In some ways, this could be a daily exercise for anyone – it certainly doesn’t just come out of my experiences as a church planter! And it has roots in monastic traditions, liturgical traditions, as well as a few pastoral theologians. But I wrote it with the specific experience of a church planter in mind.
Find a place where you can have a few quiet minutes to work through the following questions and prayers.
1) Are you holding any grudges?
Against spouse or children, friends or roommates? Members of the church, or folks who have left? Other pastors, leaders, co-workers, or neighbors?
Ask for the grace to let them go, and receive the freedom Jesus promised when he told us that we would be forgiven of our sins when we forgave those who sinned against us.
2) Do you need to confess any sins?
Have you lost the battle with anxiety, anger, lust, or dishonesty? Are there jealousies percolating in your heart, rage nearing out of control?
Receive the promise that the apostle John gave us: If we confess our sins, he is faithful to always forgive them.
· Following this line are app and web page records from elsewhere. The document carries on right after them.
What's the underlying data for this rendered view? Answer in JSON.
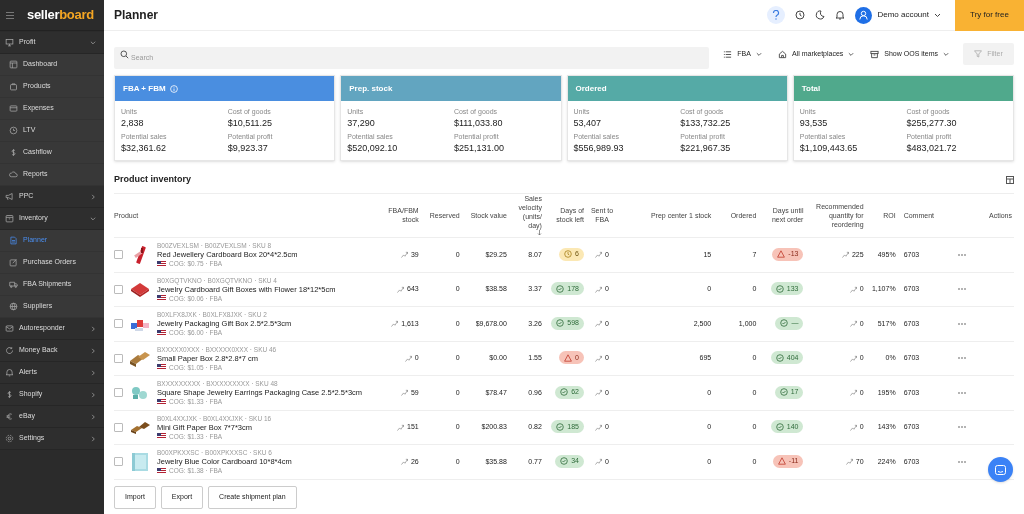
{
  "brand": {
    "part_1": "seller",
    "part_2": "board"
  },
  "sidebar": {
    "items": [
      {
        "label": "Profit",
        "expanded": true,
        "children": [
          {
            "label": "Dashboard",
            "selected": false
          },
          {
            "label": "Products",
            "selected": false
          },
          {
            "label": "Expenses",
            "selected": false
          },
          {
            "label": "LTV",
            "selected": false
          },
          {
            "label": "Cashflow",
            "selected": false
          },
          {
            "label": "Reports",
            "selected": false
          }
        ]
      },
      {
        "label": "PPC",
        "expanded": false
      },
      {
        "label": "Inventory",
        "expanded": true,
        "children": [
          {
            "label": "Planner",
            "selected": true
          },
          {
            "label": "Purchase Orders",
            "selected": false
          },
          {
            "label": "FBA Shipments",
            "selected": false
          },
          {
            "label": "Suppliers",
            "selected": false
          }
        ]
      },
      {
        "label": "Autoresponder",
        "expanded": false
      },
      {
        "label": "Money Back",
        "expanded": false
      },
      {
        "label": "Alerts",
        "expanded": false
      },
      {
        "label": "Shopify",
        "expanded": false
      },
      {
        "label": "eBay",
        "expanded": false
      },
      {
        "label": "Settings",
        "expanded": false
      }
    ]
  },
  "header": {
    "title": "Planner",
    "account": "Demo account",
    "try_button": "Try for free"
  },
  "toolbar": {
    "search": {
      "placeholder": "Search"
    },
    "dropdowns": [
      "FBA",
      "All marketplaces",
      "Show OOS items"
    ],
    "filter": {
      "label": "Filter",
      "disabled": true
    }
  },
  "cards": [
    {
      "title": "FBA + FBM",
      "info": true,
      "color": "#4a8ee0",
      "fields": [
        {
          "label": "Units",
          "value": "2,838"
        },
        {
          "label": "Cost of goods",
          "value": "$10,511.25"
        },
        {
          "label": "Potential sales",
          "value": "$32,361.62"
        },
        {
          "label": "Potential profit",
          "value": "$9,923.37"
        }
      ]
    },
    {
      "title": "Prep. stock",
      "info": false,
      "color": "#62a5c0",
      "fields": [
        {
          "label": "Units",
          "value": "37,290"
        },
        {
          "label": "Cost of goods",
          "value": "$111,033.80"
        },
        {
          "label": "Potential sales",
          "value": "$520,092.10"
        },
        {
          "label": "Potential profit",
          "value": "$251,131.00"
        }
      ]
    },
    {
      "title": "Ordered",
      "info": false,
      "color": "#55aaa6",
      "fields": [
        {
          "label": "Units",
          "value": "53,407"
        },
        {
          "label": "Cost of goods",
          "value": "$133,732.25"
        },
        {
          "label": "Potential sales",
          "value": "$556,989.93"
        },
        {
          "label": "Potential profit",
          "value": "$221,967.35"
        }
      ]
    },
    {
      "title": "Total",
      "info": false,
      "color": "#50a98c",
      "fields": [
        {
          "label": "Units",
          "value": "93,535"
        },
        {
          "label": "Cost of goods",
          "value": "$255,277.30"
        },
        {
          "label": "Potential sales",
          "value": "$1,109,443.65"
        },
        {
          "label": "Potential profit",
          "value": "$483,021.72"
        }
      ]
    }
  ],
  "table": {
    "title": "Product inventory",
    "columns": [
      "Product",
      "FBA/FBM stock",
      "Reserved",
      "Stock value",
      "Sales velocity (units/ day)",
      "Days of stock left",
      "Sent to FBA",
      "Prep center 1 stock",
      "Ordered",
      "Days until next order",
      "Recommended quantity for reordering",
      "ROI",
      "Comment",
      "Actions"
    ],
    "rows": [
      {
        "checked": false,
        "ids": "B00ZVEXLSM · B00ZVEXLSM · SKU 8",
        "name": "Red Jewellery Cardboard Box 20*4*2.5cm",
        "cog": "COG: $0.75 · FBA",
        "fba_stock": "39",
        "reserved": "0",
        "stock_value": "$29.25",
        "velocity": "8.07",
        "days_left": {
          "value": "6",
          "kind": "warning"
        },
        "sent_to_fba": "0",
        "prep_stock": "15",
        "ordered": "7",
        "days_until": {
          "value": "-13",
          "kind": "alert"
        },
        "recommended": "225",
        "roi": "495%",
        "comment": "6703"
      },
      {
        "checked": false,
        "ids": "B0XGQTVKNO · B0XGQTVKNO · SKU 4",
        "name": "Jewelry Cardboard Gift Boxes with Flower 18*12*5cm",
        "cog": "COG: $0.06 · FBA",
        "fba_stock": "643",
        "reserved": "0",
        "stock_value": "$38.58",
        "velocity": "3.37",
        "days_left": {
          "value": "178",
          "kind": "ok"
        },
        "sent_to_fba": "0",
        "prep_stock": "0",
        "ordered": "0",
        "days_until": {
          "value": "133",
          "kind": "ok"
        },
        "recommended": "0",
        "roi": "1,107%",
        "comment": "6703"
      },
      {
        "checked": false,
        "ids": "B0XLFX8JXK · B0XLFX8JXK · SKU 2",
        "name": "Jewelry Packaging Gift Box 2.5*2.5*3cm",
        "cog": "COG: $6.00 · FBA",
        "fba_stock": "1,613",
        "reserved": "0",
        "stock_value": "$9,678.00",
        "velocity": "3.26",
        "days_left": {
          "value": "598",
          "kind": "ok"
        },
        "sent_to_fba": "0",
        "prep_stock": "2,500",
        "ordered": "1,000",
        "days_until": {
          "value": "—",
          "kind": "ok"
        },
        "recommended": "0",
        "roi": "517%",
        "comment": "6703"
      },
      {
        "checked": false,
        "ids": "BXXXXX0XXX · BXXXXX0XXX · SKU 46",
        "name": "Small Paper Box 2.8*2.8*7 cm",
        "cog": "COG: $1.05 · FBA",
        "fba_stock": "0",
        "reserved": "0",
        "stock_value": "$0.00",
        "velocity": "1.55",
        "days_left": {
          "value": "0",
          "kind": "alert"
        },
        "sent_to_fba": "0",
        "prep_stock": "695",
        "ordered": "0",
        "days_until": {
          "value": "404",
          "kind": "ok"
        },
        "recommended": "0",
        "roi": "0%",
        "comment": "6703"
      },
      {
        "checked": false,
        "ids": "BXXXXXXXXX · BXXXXXXXXX · SKU 48",
        "name": "Square Shape Jewelry Earrings Packaging Case 2.5*2.5*3cm",
        "cog": "COG: $1.33 · FBA",
        "fba_stock": "59",
        "reserved": "0",
        "stock_value": "$78.47",
        "velocity": "0.96",
        "days_left": {
          "value": "62",
          "kind": "ok"
        },
        "sent_to_fba": "0",
        "prep_stock": "0",
        "ordered": "0",
        "days_until": {
          "value": "17",
          "kind": "ok"
        },
        "recommended": "0",
        "roi": "195%",
        "comment": "6703"
      },
      {
        "checked": false,
        "ids": "B0XL4XXJXK · B0XL4XXJXK · SKU 16",
        "name": "Mini Gift Paper Box 7*7*3cm",
        "cog": "COG: $1.33 · FBA",
        "fba_stock": "151",
        "reserved": "0",
        "stock_value": "$200.83",
        "velocity": "0.82",
        "days_left": {
          "value": "185",
          "kind": "ok"
        },
        "sent_to_fba": "0",
        "prep_stock": "0",
        "ordered": "0",
        "days_until": {
          "value": "140",
          "kind": "ok"
        },
        "recommended": "0",
        "roi": "143%",
        "comment": "6703"
      },
      {
        "checked": false,
        "ids": "B00XPKXXSC · B00XPKXXSC · SKU 6",
        "name": "Jewelry Blue Color Cardboard 10*8*4cm",
        "cog": "COG: $1.38 · FBA",
        "fba_stock": "26",
        "reserved": "0",
        "stock_value": "$35.88",
        "velocity": "0.77",
        "days_left": {
          "value": "34",
          "kind": "ok"
        },
        "sent_to_fba": "0",
        "prep_stock": "0",
        "ordered": "0",
        "days_until": {
          "value": "-11",
          "kind": "alert"
        },
        "recommended": "70",
        "roi": "224%",
        "comment": "6703"
      }
    ]
  },
  "footer_buttons": [
    "Import",
    "Export",
    "Create shipment plan"
  ]
}
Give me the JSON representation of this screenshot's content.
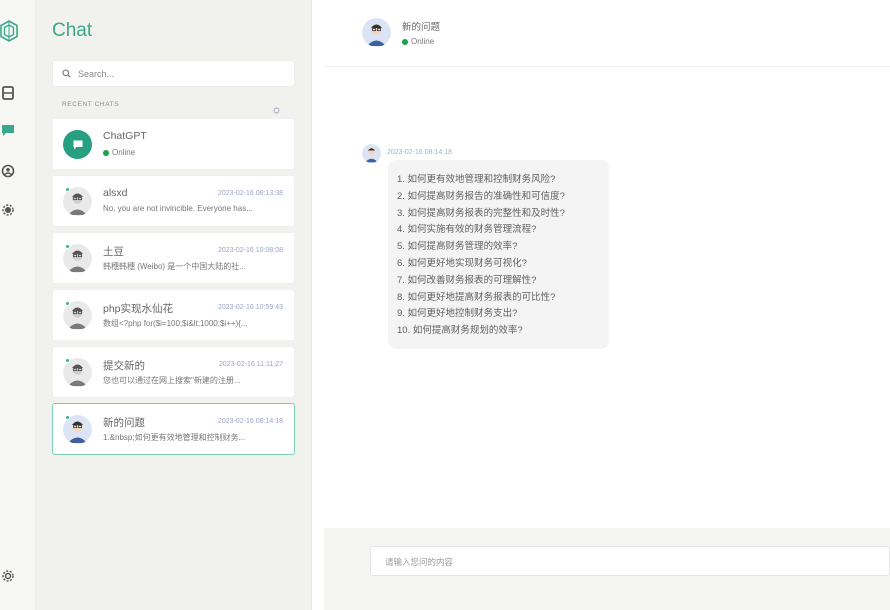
{
  "panel": {
    "title": "Chat"
  },
  "search": {
    "placeholder": "Search..."
  },
  "recent": {
    "label": "RECENT CHATS"
  },
  "chats": [
    {
      "name": "ChatGPT",
      "status": "Online",
      "time": "",
      "preview": ""
    },
    {
      "name": "alsxd",
      "time": "2023-02-16 08:13:38",
      "preview": "No, you are not invincible. Everyone has..."
    },
    {
      "name": "土豆",
      "time": "2023-02-16 10:08:08",
      "preview": "韩穗韩穗 (Weibo) 是一个中国大陆的社..."
    },
    {
      "name": "php实现水仙花",
      "time": "2023-02-16 10:59:43",
      "preview": "数组<?php for($i=100;$i&lt;1000;$i++){..."
    },
    {
      "name": "提交新的",
      "time": "2023-02-16 11:11:27",
      "preview": "您也可以通过在网上搜索\"新建的注册..."
    },
    {
      "name": "新的问题",
      "time": "2023-02-16 08:14:18",
      "preview": "1.&nbsp;如何更有效地管理和控制财务..."
    }
  ],
  "header": {
    "name": "新的问题",
    "status": "Online"
  },
  "message": {
    "time": "2023-02-16 08:14:18",
    "lines": [
      "1. 如何更有效地管理和控制财务风险?",
      "2. 如何提高财务报告的准确性和可信度?",
      "3. 如何提高财务报表的完整性和及时性?",
      "4. 如何实施有效的财务管理流程?",
      "5. 如何提高财务管理的效率?",
      "6. 如何更好地实现财务可视化?",
      "7. 如何改善财务报表的可理解性?",
      "8. 如何更好地提高财务报表的可比性?",
      "9. 如何更好地控制财务支出?",
      "10. 如何提高财务规划的效率?"
    ]
  },
  "composer": {
    "placeholder": "请输入您问的内容"
  },
  "icons": {
    "logo": "hexagon-logo-icon",
    "rail": [
      "archive-box-icon",
      "chat-bubble-icon",
      "contacts-icon",
      "settings-gear-icon",
      "settings-cog-icon"
    ],
    "search": "search-icon",
    "recent": "refresh-icon"
  },
  "colors": {
    "accent": "#3aa88c",
    "online": "#16a34a",
    "active_border": "#7ccdb8"
  }
}
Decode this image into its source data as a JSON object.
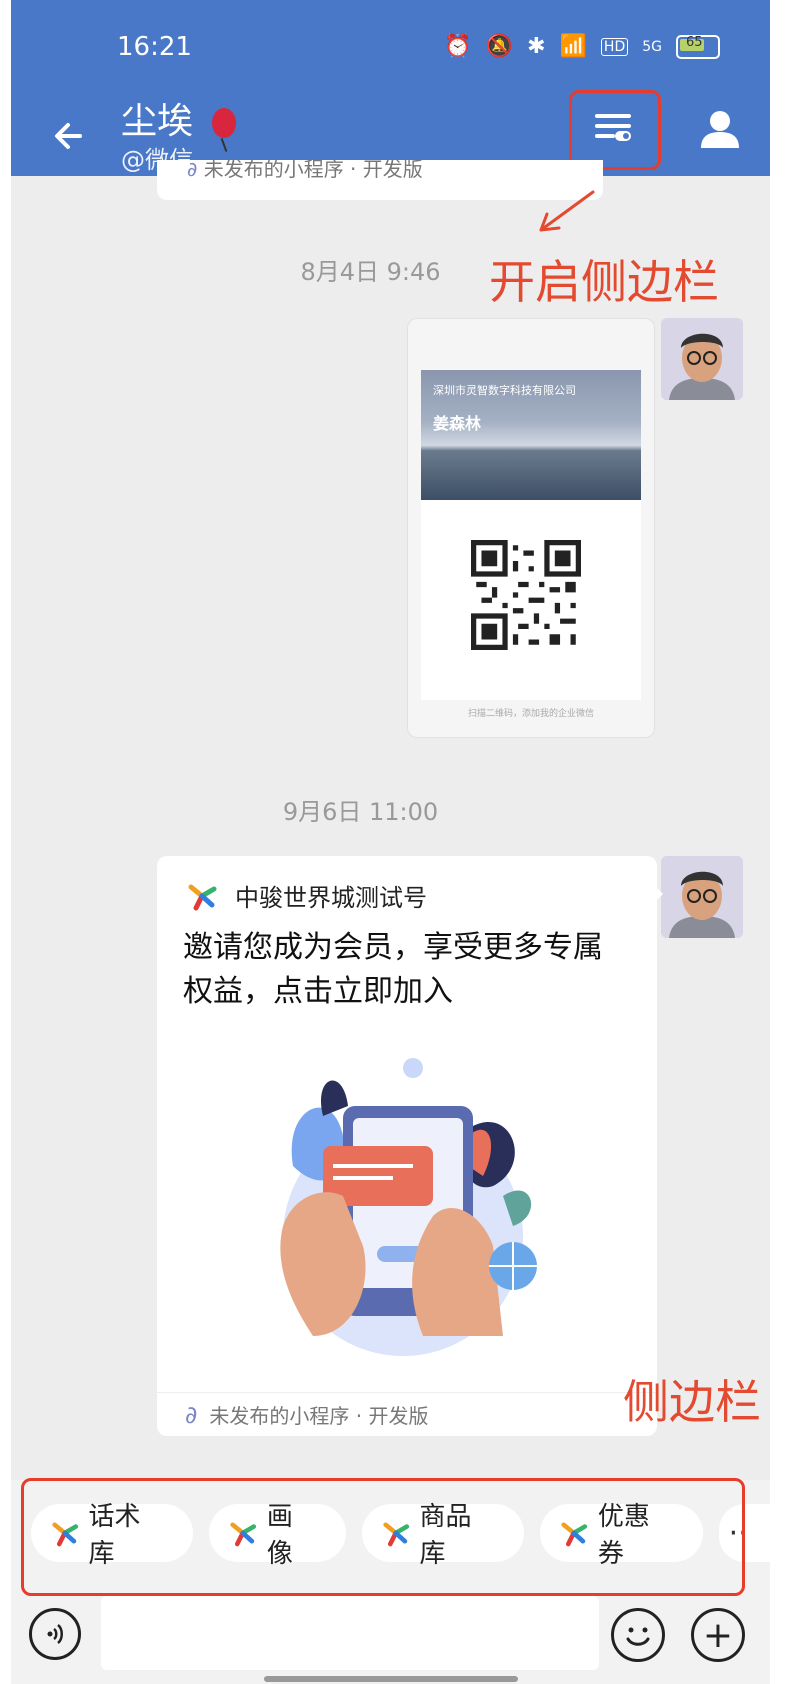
{
  "status_bar": {
    "time": "16:21",
    "network": "5G",
    "hd": "HD",
    "battery": "65"
  },
  "header": {
    "title": "尘埃",
    "subtitle": "@微信"
  },
  "previous_card": {
    "footer_label": "未发布的小程序 · 开发版"
  },
  "timestamps": {
    "first": "8月4日  9:46",
    "second": "9月6日  11:00"
  },
  "business_card": {
    "company": "深圳市灵智数字科技有限公司",
    "person": "姜森林",
    "hint": "扫描二维码，添加我的企业微信"
  },
  "mini_program_card": {
    "source": "中骏世界城测试号",
    "message": "邀请您成为会员，享受更多专属权益，点击立即加入",
    "footer_label": "未发布的小程序 · 开发版"
  },
  "annotations": {
    "open_sidebar": "开启侧边栏",
    "sidebar": "侧边栏"
  },
  "sidebar_tools": [
    {
      "label": "话术库",
      "icon": "app-logo-icon"
    },
    {
      "label": "画像",
      "icon": "app-logo-icon"
    },
    {
      "label": "商品库",
      "icon": "app-logo-icon"
    },
    {
      "label": "优惠券",
      "icon": "app-logo-icon"
    }
  ],
  "input_bar": {
    "message_placeholder": ""
  },
  "colors": {
    "header": "#4a78c9",
    "annotation": "#e34a2f",
    "background": "#ededed"
  }
}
Are the ambiguous events in the past day? Things you’re unsure of? Ways you responded that you wonder about? You aren’t sure if they are sin or not? If they are, God forgives them. If they aren’t, receive the freedom to simply let them go. God is bigger than our over-active consciences.
3) Do you know, beyond all shadow of doubt, that you are loved and accepted by God?
Jesus loves your city, he loves your church, he loves your family, but perhaps the most important thing for you to know is that he loves you. Not because you are a great leader or pastor, not because you have achieved any level of holiness or success.
Receive the truth that the apostle Paul gave us, that nothing in heaven above or earth below, no failure on our part, no attack by others, can separate us from the love and hope of God. You are united with Christ in his death and resurrection to new life. You are a citizen of God’s kingdom.
You are uniquely made with gifting from his Spirit. There is nothing about you that will surprise him, or make him decide you are no longer worthy of love.
4) Is there any insecurity, comparison, or discouragement about the church you are trying to plant that is nagging at you?
Are you stressing about Sunday attendance, or bank accounts, or how good your preaching is, or how good the music is, or whether people who come like the programming? Are you wondering if you are doing things right or if you are missing something? Are you struggling because someone else is having more success, receiving more accolades, or criticizing you publicly?
Jesus understands all these stresses. He knows that it’s difficult. He knows that learning to be free of these anxieties is hard. And yet, he wants to take them. They are too much for you to bear. You can only be faithful, obedient, hard-working, and then let him take care of the rest. Obey his command to not worry about anything.
5) Does the good news feel like good news to you today?
Sometimes church planting can feel like a burden. We are trying to do the right thing, trying to relate to others based on God’s love for them, and sometimes we start to wonder what the whole point of this is anyway. The good news can feel more like a really hard project.
Perhaps the most important job for people in ministry is, every day, to realize that the good news is good news for us. In the midst of our stresses, flaws, and failures, regardless of how successful or not we are, we are loved and adopted into the family of God and have an eternal destiny with him.
I would suggest that if at all possible, you don’t move on to your next ministry task until you know that the good news is actually good.
– Jeff Heidkamp